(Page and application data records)
****

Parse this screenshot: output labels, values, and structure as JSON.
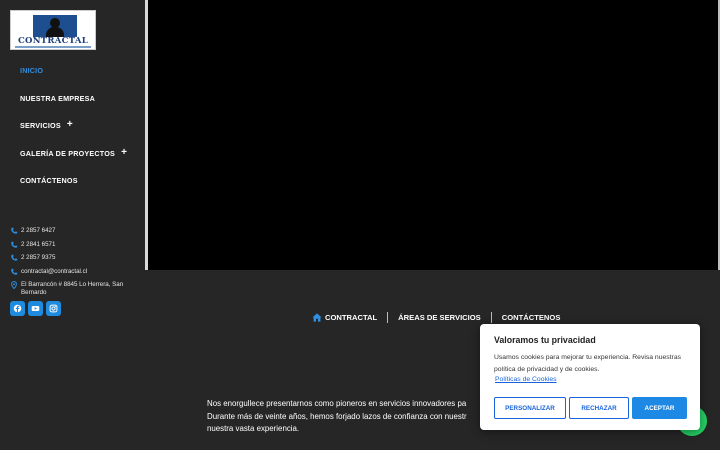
{
  "brand": {
    "logo_text": "CONTRACTAL"
  },
  "sidebar": {
    "nav": [
      {
        "label": "INICIO",
        "active": true,
        "has_submenu": false
      },
      {
        "label": "NUESTRA EMPRESA",
        "active": false,
        "has_submenu": false
      },
      {
        "label": "SERVICIOS",
        "active": false,
        "has_submenu": true
      },
      {
        "label": "GALERÍA DE PROYECTOS",
        "active": false,
        "has_submenu": true
      },
      {
        "label": "CONTÁCTENOS",
        "active": false,
        "has_submenu": false
      }
    ],
    "submenu_symbol": "+",
    "contact": {
      "phone1": "2 2857 6427",
      "phone2": "2 2841 6571",
      "phone3": "2 2857 9375",
      "email": "contractal@contractal.cl",
      "address": "El Barrancón # 8845 Lo Herrera, San Bernardo"
    },
    "social": [
      "facebook-icon",
      "youtube-icon",
      "instagram-icon"
    ]
  },
  "topnav": {
    "home_label": "CONTRACTAL",
    "services_label": "ÁREAS DE SERVICIOS",
    "contact_label": "CONTÁCTENOS"
  },
  "intro": {
    "line1": "Nos enorgullece presentarnos como pioneros en servicios innovadores pa",
    "line2": "Durante más de veinte años, hemos forjado lazos de confianza con nuestr",
    "line3": "nuestra vasta experiencia."
  },
  "cookie": {
    "title": "Valoramos tu privacidad",
    "message": "Usamos cookies para mejorar tu experiencia. Revisa nuestras política de privacidad y de cookies.",
    "link": "Políticas de Cookies",
    "customize": "PERSONALIZAR",
    "reject": "RECHAZAR",
    "accept": "ACEPTAR"
  },
  "colors": {
    "accent": "#1e88e5",
    "active_nav": "#2f8fe0",
    "sidebar_bg": "#262626",
    "hero_bg": "#000000",
    "whatsapp": "#25d366"
  }
}
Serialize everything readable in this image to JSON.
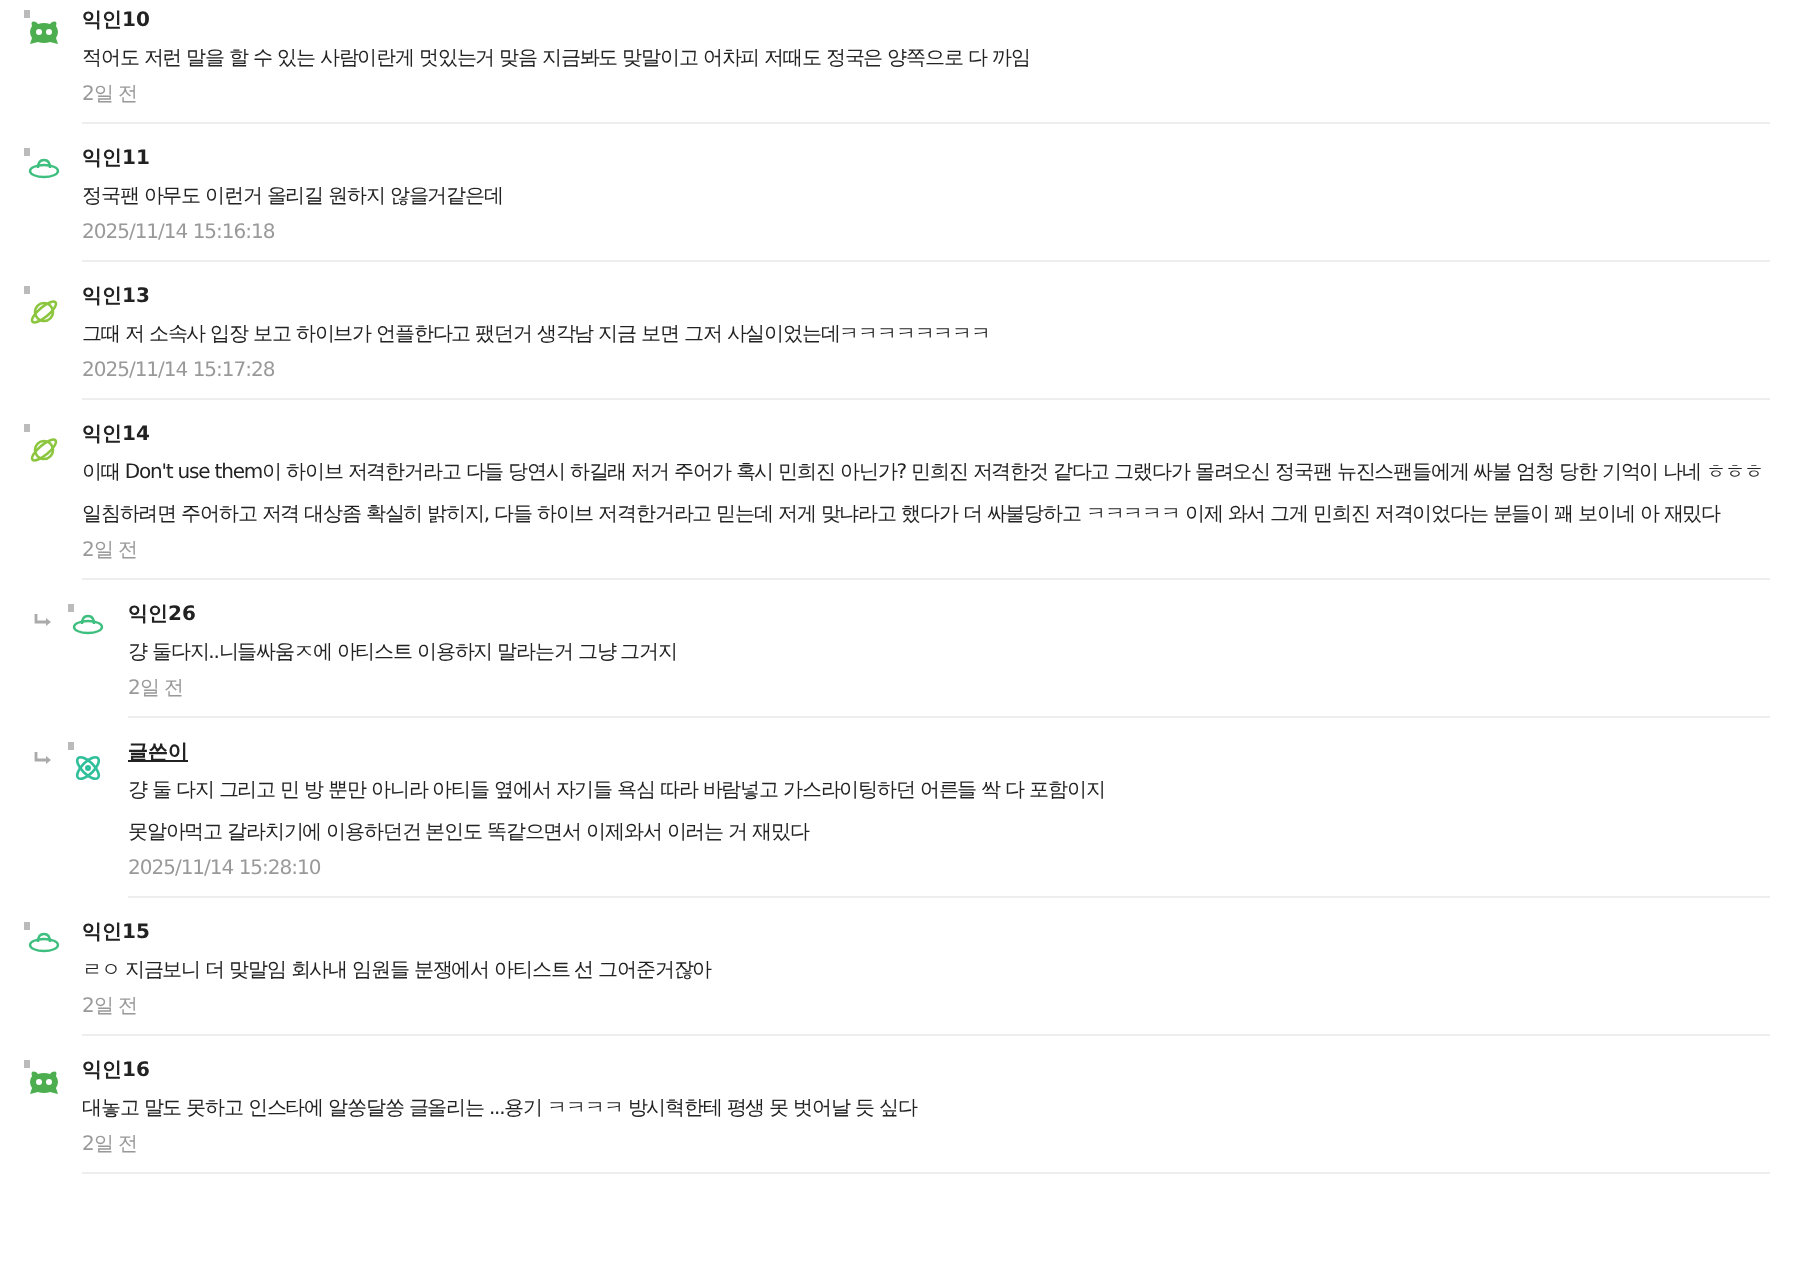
{
  "comments": [
    {
      "reply": false,
      "kind": "monster",
      "author": "익인10",
      "is_writer": false,
      "lines": [
        "적어도 저런 말을 할 수 있는 사람이란게 멋있는거 맞음 지금봐도 맞말이고 어차피 저때도 정국은 양쪽으로 다 까임"
      ],
      "time": "2일 전"
    },
    {
      "reply": false,
      "kind": "ufo",
      "author": "익인11",
      "is_writer": false,
      "lines": [
        "정국팬 아무도 이런거 올리길 원하지 않을거같은데"
      ],
      "time": "2025/11/14 15:16:18"
    },
    {
      "reply": false,
      "kind": "planet",
      "author": "익인13",
      "is_writer": false,
      "lines": [
        "그때 저 소속사 입장 보고 하이브가 언플한다고 팼던거 생각남 지금 보면 그저 사실이었는데ㅋㅋㅋㅋㅋㅋㅋㅋ"
      ],
      "time": "2025/11/14 15:17:28"
    },
    {
      "reply": false,
      "kind": "planet",
      "author": "익인14",
      "is_writer": false,
      "lines": [
        "이때 Don't use them이 하이브 저격한거라고 다들 당연시 하길래 저거 주어가 혹시 민희진 아닌가? 민희진 저격한것 같다고 그랬다가 몰려오신 정국팬 뉴진스팬들에게 싸불 엄청 당한 기억이 나네 ㅎㅎㅎ 일침하려면 주어하고 저격 대상좀 확실히 밝히지, 다들 하이브 저격한거라고 믿는데 저게 맞냐라고 했다가 더 싸불당하고 ㅋㅋㅋㅋㅋ 이제 와서 그게 민희진 저격이었다는 분들이 꽤 보이네 아 재밌다"
      ],
      "time": "2일 전"
    },
    {
      "reply": true,
      "kind": "ufo",
      "author": "익인26",
      "is_writer": false,
      "lines": [
        "걍 둘다지..니들싸움ㅈ에 아티스트 이용하지 말라는거 그냥 그거지"
      ],
      "time": "2일 전"
    },
    {
      "reply": true,
      "kind": "atom",
      "author": "글쓴이",
      "is_writer": true,
      "lines": [
        "걍 둘 다지 그리고 민 방 뿐만 아니라 아티들 옆에서 자기들 욕심 따라 바람넣고 가스라이팅하던 어른들 싹 다 포함이지",
        "못알아먹고 갈라치기에 이용하던건 본인도 똑같으면서 이제와서 이러는 거 재밌다"
      ],
      "time": "2025/11/14 15:28:10"
    },
    {
      "reply": false,
      "kind": "ufo",
      "author": "익인15",
      "is_writer": false,
      "lines": [
        "ㄹㅇ 지금보니 더 맞말임 회사내 임원들 분쟁에서 아티스트 선 그어준거잖아"
      ],
      "time": "2일 전"
    },
    {
      "reply": false,
      "kind": "monster",
      "author": "익인16",
      "is_writer": false,
      "lines": [
        "대놓고 말도 못하고 인스타에 알쏭달쏭 글올리는 ...용기 ㅋㅋㅋㅋ 방시혁한테 평생 못 벗어날 듯 싶다"
      ],
      "time": "2일 전"
    }
  ]
}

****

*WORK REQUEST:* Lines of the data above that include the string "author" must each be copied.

*RESPONSE TO THE EXERCISE:*
      "author": "익인10",
      "author": "익인11",
      "author": "익인13",
      "author": "익인14",
      "author": "익인26",
      "author": "글쓴이",
      "author": "익인15",
      "author": "익인16",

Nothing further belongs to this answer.